TAKEAWAY: Get over it. For years, Champagne to me was associated with sadness, the last leg of a carefree holiday vacation, eight hours before returning home to Memphis, school, and having to find a job. I have since built many more happy memories on sparkling wine from many different appellations (but somehow the darker moments of that trip never impacted my love of pommes frites and mayonnaise).
Stage 4: Studying and Savoring the Wine
IDEAL VERSION: You do a careful swirl and sniff, hold the glass against a white background to evaluate the color, slurp a bit, and look at an indefinite point on the wall while contemplating what the weather was like when these grapes were grown.
REALITY: Early in my wine self-education, I would often open a bottle on Saturday afternoon with lunch, and would take notes on it. In fact, that’s how I started wine writing back in 2005. One sunny August day, I had been up for hours working in the yard. Mowing the grass, turning the compost pile, giving my beloved heirloom tomato plants a fresh bed of mulch and manure, etc. After the day’s chores were done, I planned on grilling a steak and enjoying a California Pinot Noir. I washed my arms and face, and decided that I might as well go ahead and eat since getting covered with smoke from the grill would make a shower pointless. Besides, I thought, I’m about to enjoy a hearty rural lunch in the spirit of French farmers. No need to get dressed up for the wine, I’m going to keep this rustic and authentic.
The ribeye was delicious, particularly with a big plate of Cherokee purple tomatoes that I’d been carefully nurturing for months. Sea salt, black pepper, and an appetite built up from an honest day’s work made everything taste great. The wine, on the other hand was completely neutral. It didn’t smell like anything, didn’t taste like anything… it might as well have been water. I was disappointed, but poured the rest into a decanter in case it would open up over time.
Two hot showers, a nap, and a fresh change of clothes later, I returned to the wine to see what it was like. Then I discovered that it was corked worse than any wine I’d encountered before or since. It was so bad that the taint was detectable from an arm’s length away, and a proper sniff was stomach churning. Because I’d previously tasted it while surrounded by the aromas of compost, manure, gasoline, beef grease, charcoal smoke, and grass clippings, my nose had acclimated and could not detect the classic TCA spoilage.
TAKEAWAY: Let it go. There will be many moments in your life of wine appreciation that will not conform to the ideal of an ad in a prestigious magazine.
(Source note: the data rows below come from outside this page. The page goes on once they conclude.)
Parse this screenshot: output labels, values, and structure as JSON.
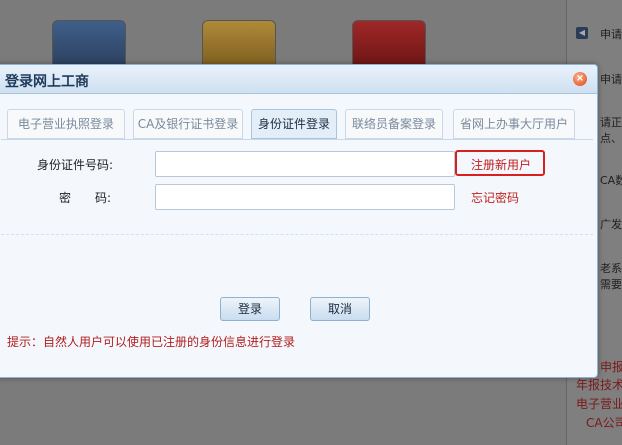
{
  "dialog": {
    "title": "登录网上工商",
    "tabs": [
      {
        "label": "电子营业执照登录",
        "active": false
      },
      {
        "label": "CA及银行证书登录",
        "active": false
      },
      {
        "label": "身份证件登录",
        "active": true
      },
      {
        "label": "联络员备案登录",
        "active": false
      },
      {
        "label": "省网上办事大厅用户",
        "active": false
      }
    ],
    "id_label": "身份证件号码:",
    "password_label": "密　　码:",
    "id_value": "",
    "password_value": "",
    "register_link": "注册新用户",
    "forgot_link": "忘记密码",
    "login_button": "登录",
    "cancel_button": "取消",
    "hint": "提示：自然人用户可以使用已注册的身份信息进行登录"
  },
  "background": {
    "sidebar": [
      "申请",
      "申请",
      "请正\n点、",
      "CA数",
      "广发",
      "老系\n需要"
    ],
    "bottom_lines": [
      "申报",
      "年报技术",
      "电子营业",
      "CA公司"
    ]
  },
  "colors": {
    "accent_red": "#c0211f",
    "header_blue": "#1f3b5c"
  }
}
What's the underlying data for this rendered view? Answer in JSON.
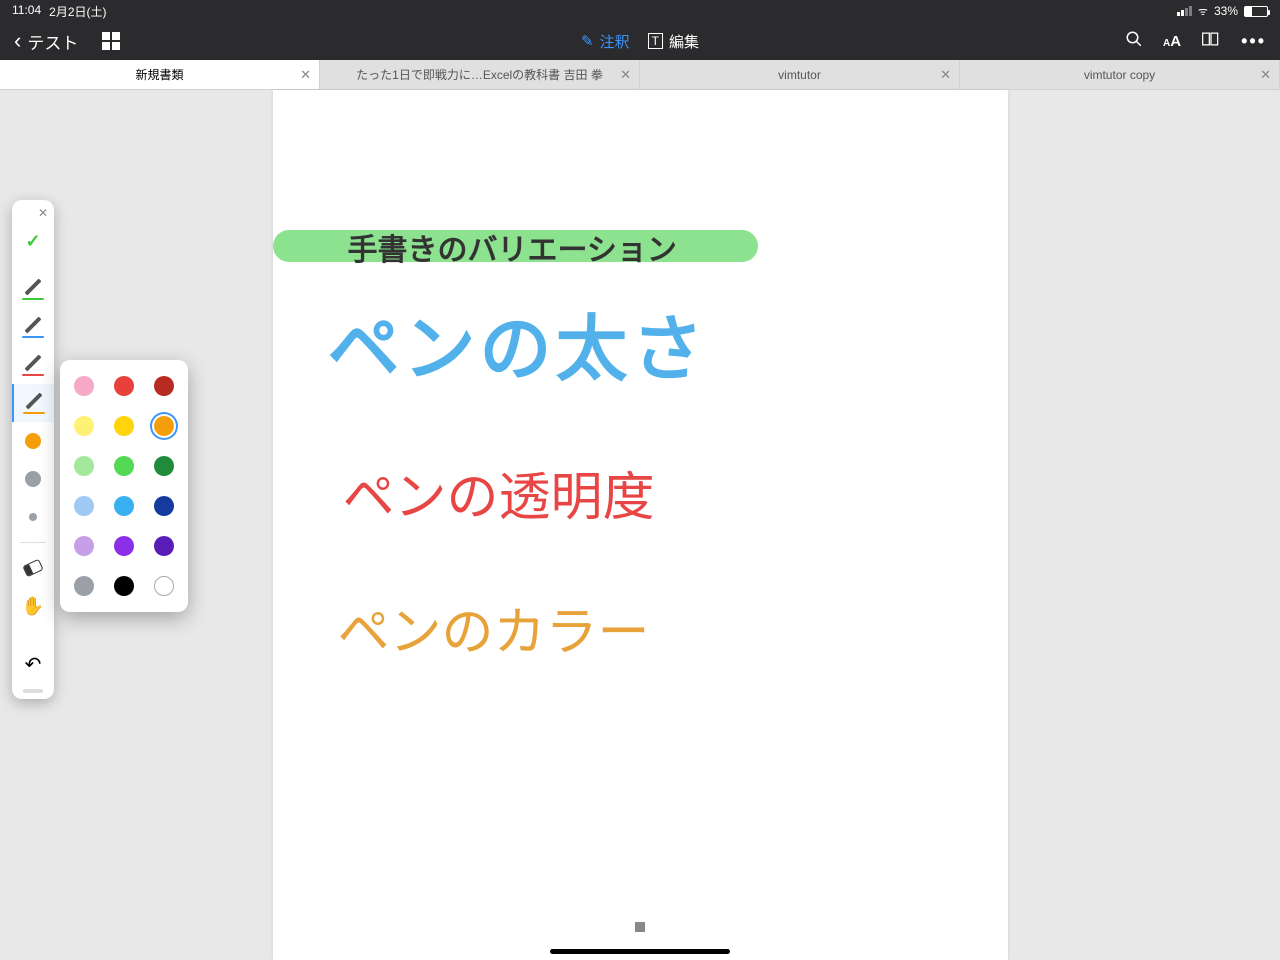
{
  "status": {
    "time": "11:04",
    "date": "2月2日(土)",
    "battery": "33%"
  },
  "toolbar": {
    "back_label": "テスト",
    "annotate": "注釈",
    "edit": "編集"
  },
  "tabs": [
    {
      "label": "新規書類",
      "active": true
    },
    {
      "label": "たった1日で即戦力に…Excelの教科書 吉田 拳",
      "active": false
    },
    {
      "label": "vimtutor",
      "active": false
    },
    {
      "label": "vimtutor copy",
      "active": false
    }
  ],
  "handwriting": {
    "title": "手書きのバリエーション",
    "blue": "ペンの太さ",
    "red": "ペンの透明度",
    "orange": "ペンのカラー"
  },
  "pen_tools": {
    "underlines": [
      "#3ac93a",
      "#3a95ff",
      "#e84545",
      "#f59e0b"
    ],
    "current_color": "#f59e0b",
    "gray": "#9aa0a6",
    "small_gray": "#9aa0a6"
  },
  "palette": {
    "colors": [
      "#f5a9c7",
      "#e8403a",
      "#b82b20",
      "#fff176",
      "#ffd40a",
      "#f59e0b",
      "#a4e89b",
      "#54d954",
      "#1f8b3b",
      "#9fc9f5",
      "#39b0ef",
      "#163a9e",
      "#c79fe8",
      "#8b30e8",
      "#5a1db8",
      "#9aa0a6",
      "#000000",
      "white"
    ],
    "selected_index": 5
  }
}
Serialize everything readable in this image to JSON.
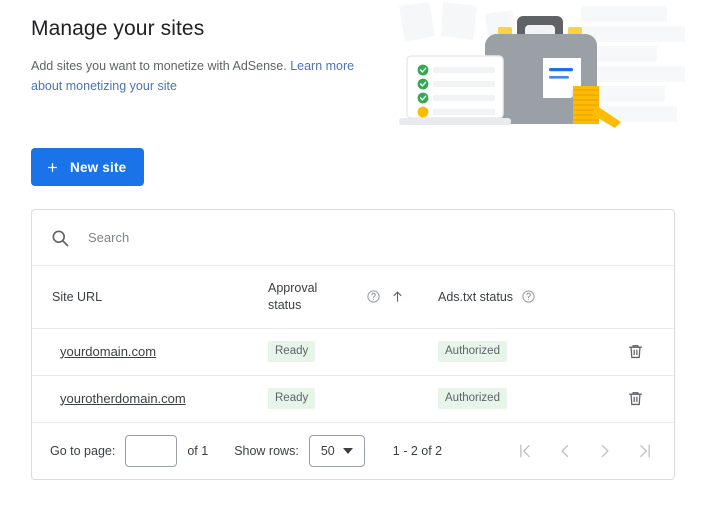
{
  "header": {
    "title": "Manage your sites",
    "subtitle_text": "Add sites you want to monetize with AdSense. ",
    "subtitle_link": "Learn more about monetizing your site"
  },
  "toolbar": {
    "new_site_label": "New site",
    "new_site_icon": "plus-icon",
    "accent_color": "#1a73e8"
  },
  "search": {
    "placeholder": "Search",
    "value": "",
    "icon": "search-icon"
  },
  "table": {
    "columns": [
      {
        "key": "url",
        "label": "Site URL"
      },
      {
        "key": "approval",
        "label": "Approval status",
        "help_icon": "help-circle-icon",
        "sort_icon": "arrow-up-icon",
        "sort_direction": "ascending"
      },
      {
        "key": "adstxt",
        "label": "Ads.txt status",
        "help_icon": "help-circle-icon"
      },
      {
        "key": "actions",
        "label": ""
      }
    ],
    "rows": [
      {
        "url": "yourdomain.com",
        "approval_status": "Ready",
        "adstxt_status": "Authorized",
        "delete_icon": "trash-icon"
      },
      {
        "url": "yourotherdomain.com",
        "approval_status": "Ready",
        "adstxt_status": "Authorized",
        "delete_icon": "trash-icon"
      }
    ],
    "badge_bg": "#e6f4ea"
  },
  "footer": {
    "goto_page_label": "Go to page:",
    "page_value": "",
    "of_total": "of 1",
    "show_rows_label": "Show rows:",
    "rows_per_page": "50",
    "range": "1 - 2 of 2",
    "pager": [
      {
        "name": "first-page",
        "icon": "first-page-icon"
      },
      {
        "name": "previous-page",
        "icon": "chevron-left-icon"
      },
      {
        "name": "next-page",
        "icon": "chevron-right-icon"
      },
      {
        "name": "last-page",
        "icon": "last-page-icon"
      }
    ]
  },
  "illustration": {
    "name": "monetize-briefcase-illustration",
    "elements": [
      "briefcase",
      "checklist-laptop",
      "coin-stack",
      "document-note"
    ]
  }
}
Do not seize on the shame and embarrassment; know that many have gone before you and have had far more ridiculous things happen around a bottle of fermented grape juice.